Segment Start: Data to examine

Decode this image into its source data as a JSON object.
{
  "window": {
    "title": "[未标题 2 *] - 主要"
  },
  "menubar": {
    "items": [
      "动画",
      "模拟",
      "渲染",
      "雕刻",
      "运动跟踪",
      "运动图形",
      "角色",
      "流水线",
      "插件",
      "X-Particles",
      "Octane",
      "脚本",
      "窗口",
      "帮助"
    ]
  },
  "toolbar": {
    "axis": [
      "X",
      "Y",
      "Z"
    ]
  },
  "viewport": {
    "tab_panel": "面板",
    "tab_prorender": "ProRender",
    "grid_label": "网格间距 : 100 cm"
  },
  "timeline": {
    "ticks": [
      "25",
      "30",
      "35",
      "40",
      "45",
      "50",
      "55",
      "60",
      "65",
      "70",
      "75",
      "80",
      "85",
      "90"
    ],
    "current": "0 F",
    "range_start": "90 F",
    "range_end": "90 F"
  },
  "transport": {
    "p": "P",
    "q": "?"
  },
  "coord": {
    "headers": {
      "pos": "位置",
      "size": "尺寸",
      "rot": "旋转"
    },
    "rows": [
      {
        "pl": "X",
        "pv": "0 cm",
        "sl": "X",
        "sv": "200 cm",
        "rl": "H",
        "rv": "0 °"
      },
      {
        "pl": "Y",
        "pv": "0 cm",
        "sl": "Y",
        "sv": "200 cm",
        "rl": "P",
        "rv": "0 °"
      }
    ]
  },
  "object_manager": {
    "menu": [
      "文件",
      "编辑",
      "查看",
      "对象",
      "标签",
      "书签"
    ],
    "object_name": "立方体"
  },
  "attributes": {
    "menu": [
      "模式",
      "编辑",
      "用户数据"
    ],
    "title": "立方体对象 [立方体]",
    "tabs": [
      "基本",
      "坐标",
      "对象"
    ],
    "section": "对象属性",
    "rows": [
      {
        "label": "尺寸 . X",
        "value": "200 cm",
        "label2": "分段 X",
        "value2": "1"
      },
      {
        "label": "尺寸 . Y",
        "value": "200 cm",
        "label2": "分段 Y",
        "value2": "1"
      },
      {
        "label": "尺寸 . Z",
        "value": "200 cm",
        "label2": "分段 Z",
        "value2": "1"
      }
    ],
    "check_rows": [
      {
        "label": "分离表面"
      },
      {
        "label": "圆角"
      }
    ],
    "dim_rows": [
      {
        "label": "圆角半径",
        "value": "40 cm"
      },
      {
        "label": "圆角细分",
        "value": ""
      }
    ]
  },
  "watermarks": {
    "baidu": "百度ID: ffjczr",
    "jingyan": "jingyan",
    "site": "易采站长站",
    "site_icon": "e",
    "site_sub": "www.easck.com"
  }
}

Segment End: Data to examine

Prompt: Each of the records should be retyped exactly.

Exercise result:
Decode this image into its source data as a JSON object.
{
  "window": {
    "title": "[未标题 2 *] - 主要"
  },
  "menubar": {
    "items": [
      "动画",
      "模拟",
      "渲染",
      "雕刻",
      "运动跟踪",
      "运动图形",
      "角色",
      "流水线",
      "插件",
      "X-Particles",
      "Octane",
      "脚本",
      "窗口",
      "帮助"
    ]
  },
  "toolbar": {
    "axis": [
      "X",
      "Y",
      "Z"
    ]
  },
  "viewport": {
    "tab_panel": "面板",
    "tab_prorender": "ProRender",
    "grid_label": "网格间距 : 100 cm"
  },
  "timeline": {
    "ticks": [
      "25",
      "30",
      "35",
      "40",
      "45",
      "50",
      "55",
      "60",
      "65",
      "70",
      "75",
      "80",
      "85",
      "90"
    ],
    "current": "0 F",
    "range_start": "90 F",
    "range_end": "90 F"
  },
  "transport": {
    "p": "P",
    "q": "?"
  },
  "coord": {
    "headers": {
      "pos": "位置",
      "size": "尺寸",
      "rot": "旋转"
    },
    "rows": [
      {
        "pl": "X",
        "pv": "0 cm",
        "sl": "X",
        "sv": "200 cm",
        "rl": "H",
        "rv": "0 °"
      },
      {
        "pl": "Y",
        "pv": "0 cm",
        "sl": "Y",
        "sv": "200 cm",
        "rl": "P",
        "rv": "0 °"
      }
    ]
  },
  "object_manager": {
    "menu": [
      "文件",
      "编辑",
      "查看",
      "对象",
      "标签",
      "书签"
    ],
    "object_name": "立方体"
  },
  "attributes": {
    "menu": [
      "模式",
      "编辑",
      "用户数据"
    ],
    "title": "立方体对象 [立方体]",
    "tabs": [
      "基本",
      "坐标",
      "对象"
    ],
    "section": "对象属性",
    "rows": [
      {
        "label": "尺寸 . X",
        "value": "200 cm",
        "label2": "分段 X",
        "value2": "1"
      },
      {
        "label": "尺寸 . Y",
        "value": "200 cm",
        "label2": "分段 Y",
        "value2": "1"
      },
      {
        "label": "尺寸 . Z",
        "value": "200 cm",
        "label2": "分段 Z",
        "value2": "1"
      }
    ],
    "check_rows": [
      {
        "label": "分离表面"
      },
      {
        "label": "圆角"
      }
    ],
    "dim_rows": [
      {
        "label": "圆角半径",
        "value": "40 cm"
      },
      {
        "label": "圆角细分",
        "value": ""
      }
    ]
  },
  "watermarks": {
    "baidu": "百度ID: ffjczr",
    "jingyan": "jingyan",
    "site": "易采站长站",
    "site_icon": "e",
    "site_sub": "www.easck.com"
  }
}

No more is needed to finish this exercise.